In photos of the South Bronx from the 1970s and 80s, you just see empty lots, rubble, and abandoned buildings. It looks uninhabitable, but a whole generation grew up as fires raged around them. In this segment we see the Bronx burning through the eyes of Vivian Vasquez, who was just a kid back then. And we hear the story of one woman’s ingenious plot to defend the buildings on her block as the fires got closer and closer.
Bronx tenant Jacqueline Rodriquez goes on a quest to track down her missing landlord, and unravels a recession-era tale of Bronx abandonment. Then, we meet Jahlove Serrano, 24: model, dancer, activist. Jahlove is determined to reach out to teenagers in the Bronx, to give them the information he wishes he’d had when he contracted HIV at age 15. But first, he has to find a way to cope with his own diagnosis.
Phil Black is one of those hardworking New Yorkers with a double life: Bronx public school teacher by day and Ghanaian hip-hop producer by night. As he pulls Ghanaian teenagers out of street life and into “hip-life”, he finds himself at the forefront of a new international music scene. Then, we listen in on the secret lives of sanitation workers as they wind their way through the Bronx, picking up your garbage.
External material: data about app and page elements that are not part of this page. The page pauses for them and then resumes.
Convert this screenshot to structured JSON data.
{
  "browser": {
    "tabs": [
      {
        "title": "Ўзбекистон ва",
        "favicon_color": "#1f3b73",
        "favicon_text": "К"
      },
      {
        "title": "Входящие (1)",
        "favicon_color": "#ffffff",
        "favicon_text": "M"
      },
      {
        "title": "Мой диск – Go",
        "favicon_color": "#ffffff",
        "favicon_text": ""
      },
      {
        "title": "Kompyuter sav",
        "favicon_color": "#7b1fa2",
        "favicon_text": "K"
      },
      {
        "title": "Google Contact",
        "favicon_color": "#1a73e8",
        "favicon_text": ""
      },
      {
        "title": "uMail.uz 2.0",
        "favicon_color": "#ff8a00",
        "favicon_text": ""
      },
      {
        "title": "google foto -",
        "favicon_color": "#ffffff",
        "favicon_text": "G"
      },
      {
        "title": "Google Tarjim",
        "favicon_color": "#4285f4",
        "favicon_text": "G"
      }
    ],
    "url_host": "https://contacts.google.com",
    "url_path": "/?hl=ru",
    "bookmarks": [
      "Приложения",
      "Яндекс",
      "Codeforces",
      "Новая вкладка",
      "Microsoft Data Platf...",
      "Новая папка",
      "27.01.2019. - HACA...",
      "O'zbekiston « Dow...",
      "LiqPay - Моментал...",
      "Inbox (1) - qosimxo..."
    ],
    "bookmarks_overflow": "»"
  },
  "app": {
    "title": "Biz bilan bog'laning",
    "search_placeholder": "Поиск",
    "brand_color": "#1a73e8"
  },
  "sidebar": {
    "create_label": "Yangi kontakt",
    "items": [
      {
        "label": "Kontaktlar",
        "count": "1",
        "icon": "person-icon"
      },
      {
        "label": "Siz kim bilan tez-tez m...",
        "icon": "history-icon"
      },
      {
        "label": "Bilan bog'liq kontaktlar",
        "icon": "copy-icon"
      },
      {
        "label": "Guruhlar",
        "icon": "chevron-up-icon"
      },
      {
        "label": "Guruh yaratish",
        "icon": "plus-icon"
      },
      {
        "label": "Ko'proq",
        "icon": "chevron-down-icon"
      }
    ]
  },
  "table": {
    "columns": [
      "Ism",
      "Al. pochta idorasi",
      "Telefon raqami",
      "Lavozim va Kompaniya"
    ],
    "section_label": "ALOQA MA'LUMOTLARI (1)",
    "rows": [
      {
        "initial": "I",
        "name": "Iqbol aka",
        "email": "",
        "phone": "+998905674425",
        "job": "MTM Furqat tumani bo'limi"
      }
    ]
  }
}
Finally, we find out that the most fun people to hang out with in the Bronx are actually… Franciscan friars?
Technology allows Virginia police officers to scan the license plates of passing drivers, but lawmakers want to limit how long they're allowed to hold onto that information.